EXERCISE GOAL: From the entries below, copy every line where the string "accent" appears.
*** Block opens ***
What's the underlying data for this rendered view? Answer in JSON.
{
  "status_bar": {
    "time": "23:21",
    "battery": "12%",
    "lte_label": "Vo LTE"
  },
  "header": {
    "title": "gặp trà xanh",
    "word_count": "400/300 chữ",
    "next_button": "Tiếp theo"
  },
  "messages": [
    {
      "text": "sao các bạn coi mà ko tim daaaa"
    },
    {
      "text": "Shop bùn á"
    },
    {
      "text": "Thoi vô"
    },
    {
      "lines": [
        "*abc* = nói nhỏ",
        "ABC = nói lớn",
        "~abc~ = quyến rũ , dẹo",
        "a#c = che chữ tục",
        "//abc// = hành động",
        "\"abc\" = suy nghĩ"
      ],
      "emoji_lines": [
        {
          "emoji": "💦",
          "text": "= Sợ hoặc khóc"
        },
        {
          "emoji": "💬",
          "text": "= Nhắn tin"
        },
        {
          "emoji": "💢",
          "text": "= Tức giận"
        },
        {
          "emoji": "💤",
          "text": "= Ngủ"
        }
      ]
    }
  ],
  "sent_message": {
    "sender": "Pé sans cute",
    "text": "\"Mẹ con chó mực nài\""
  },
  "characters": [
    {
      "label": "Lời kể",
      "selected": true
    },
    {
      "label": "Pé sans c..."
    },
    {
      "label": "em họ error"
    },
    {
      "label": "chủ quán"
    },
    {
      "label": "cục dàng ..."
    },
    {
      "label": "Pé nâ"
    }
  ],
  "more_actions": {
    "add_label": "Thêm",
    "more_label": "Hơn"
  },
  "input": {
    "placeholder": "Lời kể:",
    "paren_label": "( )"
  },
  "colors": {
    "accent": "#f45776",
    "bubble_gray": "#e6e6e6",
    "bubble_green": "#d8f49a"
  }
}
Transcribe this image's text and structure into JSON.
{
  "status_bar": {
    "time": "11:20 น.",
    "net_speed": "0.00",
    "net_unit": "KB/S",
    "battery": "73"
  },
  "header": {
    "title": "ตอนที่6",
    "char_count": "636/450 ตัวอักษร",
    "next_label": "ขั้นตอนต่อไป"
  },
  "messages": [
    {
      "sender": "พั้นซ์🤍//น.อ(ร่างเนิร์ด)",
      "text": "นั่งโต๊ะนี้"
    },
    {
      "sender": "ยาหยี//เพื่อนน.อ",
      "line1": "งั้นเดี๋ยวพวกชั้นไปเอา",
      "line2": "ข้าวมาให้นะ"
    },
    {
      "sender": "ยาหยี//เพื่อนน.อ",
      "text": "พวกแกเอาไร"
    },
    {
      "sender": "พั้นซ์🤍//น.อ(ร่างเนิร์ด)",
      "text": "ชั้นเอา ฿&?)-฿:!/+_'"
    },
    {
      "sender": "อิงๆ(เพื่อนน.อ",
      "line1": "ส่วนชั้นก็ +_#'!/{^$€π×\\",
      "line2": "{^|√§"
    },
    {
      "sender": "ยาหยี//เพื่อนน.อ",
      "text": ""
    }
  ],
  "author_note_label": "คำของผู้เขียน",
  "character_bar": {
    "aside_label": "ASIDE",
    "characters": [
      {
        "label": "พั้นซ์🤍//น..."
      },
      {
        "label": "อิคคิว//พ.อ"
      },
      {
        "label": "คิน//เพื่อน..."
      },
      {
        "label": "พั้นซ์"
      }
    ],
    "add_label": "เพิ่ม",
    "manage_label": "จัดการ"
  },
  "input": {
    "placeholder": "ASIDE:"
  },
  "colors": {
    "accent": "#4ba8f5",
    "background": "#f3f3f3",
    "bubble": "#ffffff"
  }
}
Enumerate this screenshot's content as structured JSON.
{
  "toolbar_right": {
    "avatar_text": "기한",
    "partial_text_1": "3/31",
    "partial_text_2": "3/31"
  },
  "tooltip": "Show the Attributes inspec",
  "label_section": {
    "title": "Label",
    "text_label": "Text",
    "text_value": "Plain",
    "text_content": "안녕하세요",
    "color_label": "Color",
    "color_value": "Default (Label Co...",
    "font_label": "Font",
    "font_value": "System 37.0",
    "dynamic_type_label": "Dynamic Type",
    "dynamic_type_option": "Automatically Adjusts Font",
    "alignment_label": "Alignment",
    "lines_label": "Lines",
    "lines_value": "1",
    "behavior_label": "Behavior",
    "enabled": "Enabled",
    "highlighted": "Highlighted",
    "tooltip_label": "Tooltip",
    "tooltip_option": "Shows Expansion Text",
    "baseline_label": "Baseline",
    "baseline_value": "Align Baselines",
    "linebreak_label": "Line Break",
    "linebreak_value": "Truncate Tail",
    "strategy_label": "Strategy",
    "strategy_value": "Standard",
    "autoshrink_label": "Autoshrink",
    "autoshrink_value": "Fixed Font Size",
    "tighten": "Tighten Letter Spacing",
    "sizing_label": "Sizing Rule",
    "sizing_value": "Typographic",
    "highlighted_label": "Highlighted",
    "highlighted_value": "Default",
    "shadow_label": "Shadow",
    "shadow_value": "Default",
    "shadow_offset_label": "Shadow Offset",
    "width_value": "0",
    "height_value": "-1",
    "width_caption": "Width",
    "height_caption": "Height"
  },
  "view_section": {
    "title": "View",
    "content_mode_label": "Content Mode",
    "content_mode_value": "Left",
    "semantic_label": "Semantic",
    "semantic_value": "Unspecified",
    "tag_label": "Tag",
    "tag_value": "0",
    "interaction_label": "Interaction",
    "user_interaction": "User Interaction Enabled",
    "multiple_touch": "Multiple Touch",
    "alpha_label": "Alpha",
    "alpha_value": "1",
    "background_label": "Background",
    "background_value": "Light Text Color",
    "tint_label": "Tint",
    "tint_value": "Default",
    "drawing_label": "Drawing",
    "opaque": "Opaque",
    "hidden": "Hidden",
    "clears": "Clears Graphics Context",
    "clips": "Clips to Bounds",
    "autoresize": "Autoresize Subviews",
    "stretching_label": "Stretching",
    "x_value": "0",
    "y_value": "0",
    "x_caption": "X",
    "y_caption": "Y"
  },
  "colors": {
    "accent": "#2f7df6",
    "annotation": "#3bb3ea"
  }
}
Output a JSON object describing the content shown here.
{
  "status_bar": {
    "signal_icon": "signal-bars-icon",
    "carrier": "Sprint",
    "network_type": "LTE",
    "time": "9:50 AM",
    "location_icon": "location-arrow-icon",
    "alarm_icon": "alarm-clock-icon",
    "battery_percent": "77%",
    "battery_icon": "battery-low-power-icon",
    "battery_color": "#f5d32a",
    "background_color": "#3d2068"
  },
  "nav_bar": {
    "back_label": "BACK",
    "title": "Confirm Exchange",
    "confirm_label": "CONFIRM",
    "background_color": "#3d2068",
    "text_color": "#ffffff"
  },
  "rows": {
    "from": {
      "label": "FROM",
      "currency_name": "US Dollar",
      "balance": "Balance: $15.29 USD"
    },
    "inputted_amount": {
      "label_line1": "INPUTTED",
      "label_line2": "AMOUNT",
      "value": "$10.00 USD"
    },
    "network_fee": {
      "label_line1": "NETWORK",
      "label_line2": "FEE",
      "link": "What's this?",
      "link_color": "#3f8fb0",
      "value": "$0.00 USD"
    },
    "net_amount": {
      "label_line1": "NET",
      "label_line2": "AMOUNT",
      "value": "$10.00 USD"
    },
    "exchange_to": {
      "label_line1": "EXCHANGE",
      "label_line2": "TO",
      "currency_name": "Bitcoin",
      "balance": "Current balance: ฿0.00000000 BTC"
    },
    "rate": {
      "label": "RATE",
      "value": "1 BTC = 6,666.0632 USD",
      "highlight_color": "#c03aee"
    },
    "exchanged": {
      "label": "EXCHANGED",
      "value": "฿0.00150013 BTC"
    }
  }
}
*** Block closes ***
TASK RESPONSE:
    "accent": "#f45776",
    "accent": "#4ba8f5",
    "accent": "#2f7df6",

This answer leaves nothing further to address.